[Task objective]
Looking through the records below, please work out how many lines contain "snippet". Give only that number.
-- Supplied records follows --
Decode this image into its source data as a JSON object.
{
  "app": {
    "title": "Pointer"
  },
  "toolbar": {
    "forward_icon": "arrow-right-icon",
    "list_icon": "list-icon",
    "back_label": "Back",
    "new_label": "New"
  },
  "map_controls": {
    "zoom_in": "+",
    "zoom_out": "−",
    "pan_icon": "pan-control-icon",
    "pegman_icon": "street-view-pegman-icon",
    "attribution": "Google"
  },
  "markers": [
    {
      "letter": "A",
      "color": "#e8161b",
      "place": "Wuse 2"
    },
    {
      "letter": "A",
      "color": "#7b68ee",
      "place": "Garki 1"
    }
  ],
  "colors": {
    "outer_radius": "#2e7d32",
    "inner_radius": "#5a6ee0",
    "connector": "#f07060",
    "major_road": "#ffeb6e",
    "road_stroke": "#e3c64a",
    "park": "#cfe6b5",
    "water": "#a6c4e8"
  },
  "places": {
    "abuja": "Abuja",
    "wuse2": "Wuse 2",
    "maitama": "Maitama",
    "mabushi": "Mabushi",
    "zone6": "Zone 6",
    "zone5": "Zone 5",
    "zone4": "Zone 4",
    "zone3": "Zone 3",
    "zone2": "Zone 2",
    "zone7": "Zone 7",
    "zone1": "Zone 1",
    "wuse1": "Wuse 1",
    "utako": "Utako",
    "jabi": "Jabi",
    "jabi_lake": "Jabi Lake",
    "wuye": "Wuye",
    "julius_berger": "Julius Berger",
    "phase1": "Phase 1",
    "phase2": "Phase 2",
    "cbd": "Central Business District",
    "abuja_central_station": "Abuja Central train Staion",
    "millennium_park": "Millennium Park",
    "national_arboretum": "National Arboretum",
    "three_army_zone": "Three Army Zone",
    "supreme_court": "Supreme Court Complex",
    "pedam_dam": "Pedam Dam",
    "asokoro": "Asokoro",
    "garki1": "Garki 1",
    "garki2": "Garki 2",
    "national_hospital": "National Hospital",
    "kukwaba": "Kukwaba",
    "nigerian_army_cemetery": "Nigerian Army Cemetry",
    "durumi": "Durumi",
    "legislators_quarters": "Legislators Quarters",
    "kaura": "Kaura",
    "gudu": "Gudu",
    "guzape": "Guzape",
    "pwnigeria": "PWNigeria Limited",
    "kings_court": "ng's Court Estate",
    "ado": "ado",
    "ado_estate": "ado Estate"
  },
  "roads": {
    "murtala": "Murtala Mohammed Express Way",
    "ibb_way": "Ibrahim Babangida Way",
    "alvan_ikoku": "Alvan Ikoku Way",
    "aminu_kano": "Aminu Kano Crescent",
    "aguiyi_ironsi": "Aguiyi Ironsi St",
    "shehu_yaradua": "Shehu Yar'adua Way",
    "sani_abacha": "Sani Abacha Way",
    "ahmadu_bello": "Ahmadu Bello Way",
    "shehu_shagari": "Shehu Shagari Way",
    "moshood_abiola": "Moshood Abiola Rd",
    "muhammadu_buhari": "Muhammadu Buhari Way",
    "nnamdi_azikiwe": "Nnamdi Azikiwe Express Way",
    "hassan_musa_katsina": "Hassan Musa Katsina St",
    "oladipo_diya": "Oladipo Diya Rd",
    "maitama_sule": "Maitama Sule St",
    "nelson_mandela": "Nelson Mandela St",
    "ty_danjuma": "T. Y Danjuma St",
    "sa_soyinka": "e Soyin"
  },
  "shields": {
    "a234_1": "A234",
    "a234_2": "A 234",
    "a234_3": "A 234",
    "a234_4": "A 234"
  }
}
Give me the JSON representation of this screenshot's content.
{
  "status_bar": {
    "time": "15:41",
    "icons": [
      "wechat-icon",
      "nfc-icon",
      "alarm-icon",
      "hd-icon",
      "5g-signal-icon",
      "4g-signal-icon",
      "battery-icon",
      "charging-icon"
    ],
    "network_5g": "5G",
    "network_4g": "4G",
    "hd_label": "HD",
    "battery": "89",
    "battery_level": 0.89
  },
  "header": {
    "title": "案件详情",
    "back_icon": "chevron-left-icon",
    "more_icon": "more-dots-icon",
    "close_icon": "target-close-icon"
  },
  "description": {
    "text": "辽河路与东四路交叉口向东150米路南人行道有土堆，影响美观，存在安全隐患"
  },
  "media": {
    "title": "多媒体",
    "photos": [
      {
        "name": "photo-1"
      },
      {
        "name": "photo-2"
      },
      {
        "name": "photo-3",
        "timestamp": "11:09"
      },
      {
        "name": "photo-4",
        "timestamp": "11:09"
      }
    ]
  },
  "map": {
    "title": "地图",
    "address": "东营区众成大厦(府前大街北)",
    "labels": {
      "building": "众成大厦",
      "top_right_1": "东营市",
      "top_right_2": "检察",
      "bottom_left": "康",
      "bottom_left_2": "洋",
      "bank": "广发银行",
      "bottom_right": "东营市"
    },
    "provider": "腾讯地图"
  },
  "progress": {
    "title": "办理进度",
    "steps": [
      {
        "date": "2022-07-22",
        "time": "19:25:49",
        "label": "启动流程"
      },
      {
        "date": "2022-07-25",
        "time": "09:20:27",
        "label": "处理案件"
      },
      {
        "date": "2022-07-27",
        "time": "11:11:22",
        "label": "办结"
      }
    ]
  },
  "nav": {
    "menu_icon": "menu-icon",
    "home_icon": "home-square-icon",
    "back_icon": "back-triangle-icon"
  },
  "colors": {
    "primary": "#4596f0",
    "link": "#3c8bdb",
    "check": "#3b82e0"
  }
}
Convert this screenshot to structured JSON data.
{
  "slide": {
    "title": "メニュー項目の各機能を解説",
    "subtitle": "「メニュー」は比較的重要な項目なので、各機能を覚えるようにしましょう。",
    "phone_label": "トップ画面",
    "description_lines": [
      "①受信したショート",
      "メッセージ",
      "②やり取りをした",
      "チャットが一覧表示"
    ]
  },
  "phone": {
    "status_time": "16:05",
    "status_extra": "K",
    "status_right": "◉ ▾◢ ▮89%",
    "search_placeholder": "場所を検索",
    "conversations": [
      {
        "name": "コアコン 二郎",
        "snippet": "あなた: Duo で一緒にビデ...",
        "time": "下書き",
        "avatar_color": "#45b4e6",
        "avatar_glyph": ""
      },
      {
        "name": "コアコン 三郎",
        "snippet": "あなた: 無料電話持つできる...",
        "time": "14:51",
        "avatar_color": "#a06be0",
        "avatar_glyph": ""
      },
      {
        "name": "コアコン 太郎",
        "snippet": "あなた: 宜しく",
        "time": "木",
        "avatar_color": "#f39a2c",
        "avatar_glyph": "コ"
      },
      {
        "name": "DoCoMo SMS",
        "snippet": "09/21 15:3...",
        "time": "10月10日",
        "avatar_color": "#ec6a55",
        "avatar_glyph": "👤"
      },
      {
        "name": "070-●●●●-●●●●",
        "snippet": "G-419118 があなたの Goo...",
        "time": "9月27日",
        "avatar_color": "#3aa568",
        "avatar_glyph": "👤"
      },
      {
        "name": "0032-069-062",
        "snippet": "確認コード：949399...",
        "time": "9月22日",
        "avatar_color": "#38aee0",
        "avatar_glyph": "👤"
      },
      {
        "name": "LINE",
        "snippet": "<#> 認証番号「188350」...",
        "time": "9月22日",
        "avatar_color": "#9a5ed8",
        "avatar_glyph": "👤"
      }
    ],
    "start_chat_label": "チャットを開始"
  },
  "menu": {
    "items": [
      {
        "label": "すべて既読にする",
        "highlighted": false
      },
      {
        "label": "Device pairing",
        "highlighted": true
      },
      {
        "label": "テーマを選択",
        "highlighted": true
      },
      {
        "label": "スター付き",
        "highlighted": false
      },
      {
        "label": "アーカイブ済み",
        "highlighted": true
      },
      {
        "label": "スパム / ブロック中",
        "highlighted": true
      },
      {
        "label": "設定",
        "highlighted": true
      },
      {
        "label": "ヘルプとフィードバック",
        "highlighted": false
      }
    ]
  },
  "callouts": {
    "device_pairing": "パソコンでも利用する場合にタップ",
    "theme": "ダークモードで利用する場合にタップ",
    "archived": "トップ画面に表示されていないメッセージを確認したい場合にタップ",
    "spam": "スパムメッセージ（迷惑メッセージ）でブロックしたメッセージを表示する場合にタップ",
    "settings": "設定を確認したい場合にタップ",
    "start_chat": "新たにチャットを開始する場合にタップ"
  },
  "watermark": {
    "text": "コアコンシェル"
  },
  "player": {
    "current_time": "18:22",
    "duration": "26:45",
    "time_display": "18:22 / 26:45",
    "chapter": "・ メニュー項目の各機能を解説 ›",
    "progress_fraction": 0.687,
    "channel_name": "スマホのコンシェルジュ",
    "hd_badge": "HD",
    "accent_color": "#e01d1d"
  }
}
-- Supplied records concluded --
[Task solution]
7